▸ AIM OF THE EXERCISE: Throughout the entries below, report every line where "from" is found.

▬▬▬▬▬▬▬▬▬▬

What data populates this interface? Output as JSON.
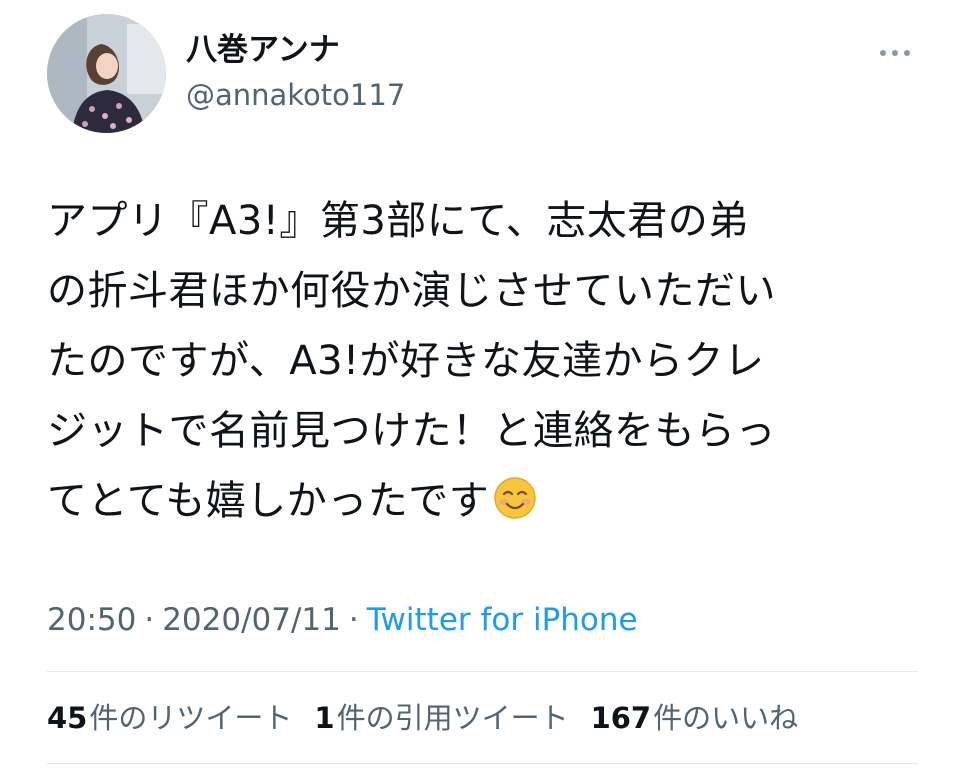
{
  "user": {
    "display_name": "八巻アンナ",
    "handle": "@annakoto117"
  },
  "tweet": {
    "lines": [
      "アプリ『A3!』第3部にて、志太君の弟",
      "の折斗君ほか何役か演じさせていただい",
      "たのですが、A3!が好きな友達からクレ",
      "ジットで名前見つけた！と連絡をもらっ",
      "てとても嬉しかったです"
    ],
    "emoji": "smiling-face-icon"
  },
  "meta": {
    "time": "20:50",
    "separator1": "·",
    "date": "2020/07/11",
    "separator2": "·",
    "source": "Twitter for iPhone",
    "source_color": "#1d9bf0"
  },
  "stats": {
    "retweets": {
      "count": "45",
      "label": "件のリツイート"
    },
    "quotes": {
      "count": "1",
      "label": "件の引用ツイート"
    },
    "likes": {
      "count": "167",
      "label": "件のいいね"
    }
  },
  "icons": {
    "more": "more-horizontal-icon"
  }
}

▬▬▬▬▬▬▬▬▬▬

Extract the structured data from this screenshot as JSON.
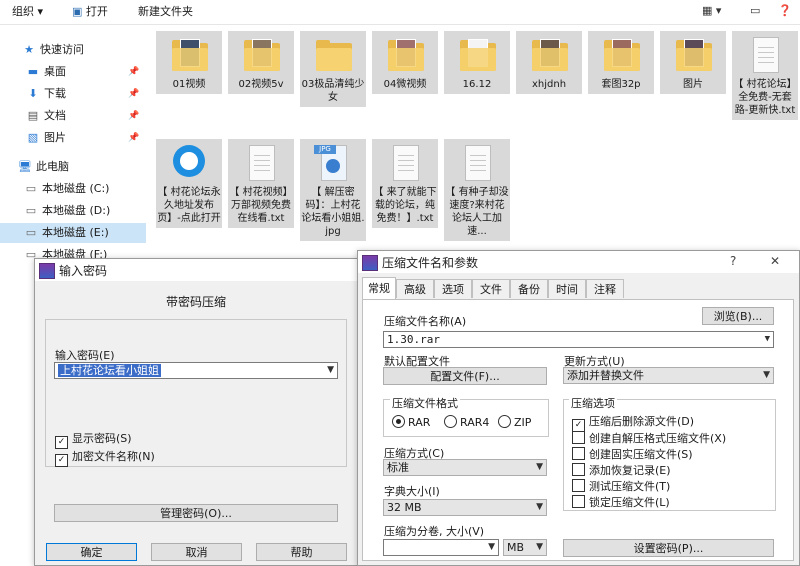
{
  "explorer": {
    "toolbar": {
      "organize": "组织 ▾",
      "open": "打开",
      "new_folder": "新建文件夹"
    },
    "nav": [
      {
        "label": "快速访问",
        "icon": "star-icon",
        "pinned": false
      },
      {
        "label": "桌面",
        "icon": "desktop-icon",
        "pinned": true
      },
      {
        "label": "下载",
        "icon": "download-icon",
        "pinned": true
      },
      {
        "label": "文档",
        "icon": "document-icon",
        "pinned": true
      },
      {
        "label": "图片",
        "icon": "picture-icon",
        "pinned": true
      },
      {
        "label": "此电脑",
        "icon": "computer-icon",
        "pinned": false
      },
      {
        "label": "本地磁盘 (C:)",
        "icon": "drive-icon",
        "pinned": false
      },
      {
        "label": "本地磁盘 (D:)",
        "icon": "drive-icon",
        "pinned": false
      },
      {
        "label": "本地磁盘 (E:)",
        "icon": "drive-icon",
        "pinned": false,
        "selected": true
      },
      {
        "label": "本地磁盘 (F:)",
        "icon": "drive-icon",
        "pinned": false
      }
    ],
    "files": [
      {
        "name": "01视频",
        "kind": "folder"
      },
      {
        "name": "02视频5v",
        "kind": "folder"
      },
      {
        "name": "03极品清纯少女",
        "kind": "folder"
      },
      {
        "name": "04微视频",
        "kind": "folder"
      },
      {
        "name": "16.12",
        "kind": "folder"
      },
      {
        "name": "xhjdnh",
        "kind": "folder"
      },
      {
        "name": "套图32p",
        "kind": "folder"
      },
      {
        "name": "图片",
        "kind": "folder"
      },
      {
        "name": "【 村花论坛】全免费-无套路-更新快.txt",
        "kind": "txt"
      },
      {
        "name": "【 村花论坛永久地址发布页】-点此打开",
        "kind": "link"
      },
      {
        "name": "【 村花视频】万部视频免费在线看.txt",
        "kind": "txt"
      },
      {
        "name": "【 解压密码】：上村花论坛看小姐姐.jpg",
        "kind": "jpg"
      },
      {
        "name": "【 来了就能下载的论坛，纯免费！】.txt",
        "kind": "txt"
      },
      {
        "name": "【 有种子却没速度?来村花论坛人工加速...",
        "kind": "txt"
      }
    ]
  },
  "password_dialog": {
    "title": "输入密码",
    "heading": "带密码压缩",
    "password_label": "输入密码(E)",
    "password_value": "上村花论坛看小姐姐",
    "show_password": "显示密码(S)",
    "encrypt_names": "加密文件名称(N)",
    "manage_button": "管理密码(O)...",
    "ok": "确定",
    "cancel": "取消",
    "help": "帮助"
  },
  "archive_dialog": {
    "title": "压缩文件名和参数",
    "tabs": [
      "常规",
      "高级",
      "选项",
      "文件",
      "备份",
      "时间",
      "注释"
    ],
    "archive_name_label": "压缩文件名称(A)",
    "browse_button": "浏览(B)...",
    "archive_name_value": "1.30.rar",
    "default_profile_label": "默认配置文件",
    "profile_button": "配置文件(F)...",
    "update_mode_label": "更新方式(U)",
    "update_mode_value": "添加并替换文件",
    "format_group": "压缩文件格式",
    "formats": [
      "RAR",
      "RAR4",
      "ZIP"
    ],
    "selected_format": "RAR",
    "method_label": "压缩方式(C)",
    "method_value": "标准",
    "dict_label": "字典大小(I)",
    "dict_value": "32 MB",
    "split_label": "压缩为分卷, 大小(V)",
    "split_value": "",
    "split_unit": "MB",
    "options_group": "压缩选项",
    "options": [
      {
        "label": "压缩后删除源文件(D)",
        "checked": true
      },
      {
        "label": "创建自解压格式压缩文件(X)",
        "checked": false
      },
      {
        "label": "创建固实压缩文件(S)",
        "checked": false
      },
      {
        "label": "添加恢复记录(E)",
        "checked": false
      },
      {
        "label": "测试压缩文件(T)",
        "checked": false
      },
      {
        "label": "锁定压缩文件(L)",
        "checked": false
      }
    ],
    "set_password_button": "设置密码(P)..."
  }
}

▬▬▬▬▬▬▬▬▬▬

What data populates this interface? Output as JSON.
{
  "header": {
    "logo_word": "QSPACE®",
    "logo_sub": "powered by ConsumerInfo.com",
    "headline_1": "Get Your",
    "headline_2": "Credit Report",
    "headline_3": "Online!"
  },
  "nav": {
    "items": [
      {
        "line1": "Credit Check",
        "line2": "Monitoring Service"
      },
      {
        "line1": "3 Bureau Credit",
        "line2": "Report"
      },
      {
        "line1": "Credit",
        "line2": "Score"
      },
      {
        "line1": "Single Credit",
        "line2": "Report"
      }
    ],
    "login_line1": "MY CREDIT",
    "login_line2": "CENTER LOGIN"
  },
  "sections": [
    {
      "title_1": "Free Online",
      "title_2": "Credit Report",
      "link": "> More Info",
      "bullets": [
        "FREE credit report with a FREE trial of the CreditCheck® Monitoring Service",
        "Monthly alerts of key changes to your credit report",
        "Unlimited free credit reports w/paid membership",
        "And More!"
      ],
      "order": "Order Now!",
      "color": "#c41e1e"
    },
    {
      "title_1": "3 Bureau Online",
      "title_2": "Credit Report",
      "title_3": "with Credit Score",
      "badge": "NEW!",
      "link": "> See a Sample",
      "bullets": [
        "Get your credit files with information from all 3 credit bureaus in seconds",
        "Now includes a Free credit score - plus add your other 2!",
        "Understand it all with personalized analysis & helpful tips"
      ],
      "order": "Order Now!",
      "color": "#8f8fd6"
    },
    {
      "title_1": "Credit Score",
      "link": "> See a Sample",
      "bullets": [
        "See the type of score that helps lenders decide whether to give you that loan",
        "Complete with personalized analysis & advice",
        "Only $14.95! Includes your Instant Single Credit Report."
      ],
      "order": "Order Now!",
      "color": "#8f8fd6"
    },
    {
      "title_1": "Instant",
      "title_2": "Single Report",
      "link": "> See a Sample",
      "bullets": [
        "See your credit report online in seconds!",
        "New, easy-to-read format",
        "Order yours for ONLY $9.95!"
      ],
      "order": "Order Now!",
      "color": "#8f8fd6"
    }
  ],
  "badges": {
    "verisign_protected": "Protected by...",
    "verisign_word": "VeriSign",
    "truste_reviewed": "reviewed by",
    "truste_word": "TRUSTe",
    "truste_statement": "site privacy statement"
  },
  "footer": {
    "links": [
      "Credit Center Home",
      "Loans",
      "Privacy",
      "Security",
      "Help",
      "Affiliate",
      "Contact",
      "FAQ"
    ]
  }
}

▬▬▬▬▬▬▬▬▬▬

▸ THE COMPLETED TASK:
Extract the structured data from this screenshot as JSON.
        "Get your credit files with information from all 3 credit bureaus in seconds",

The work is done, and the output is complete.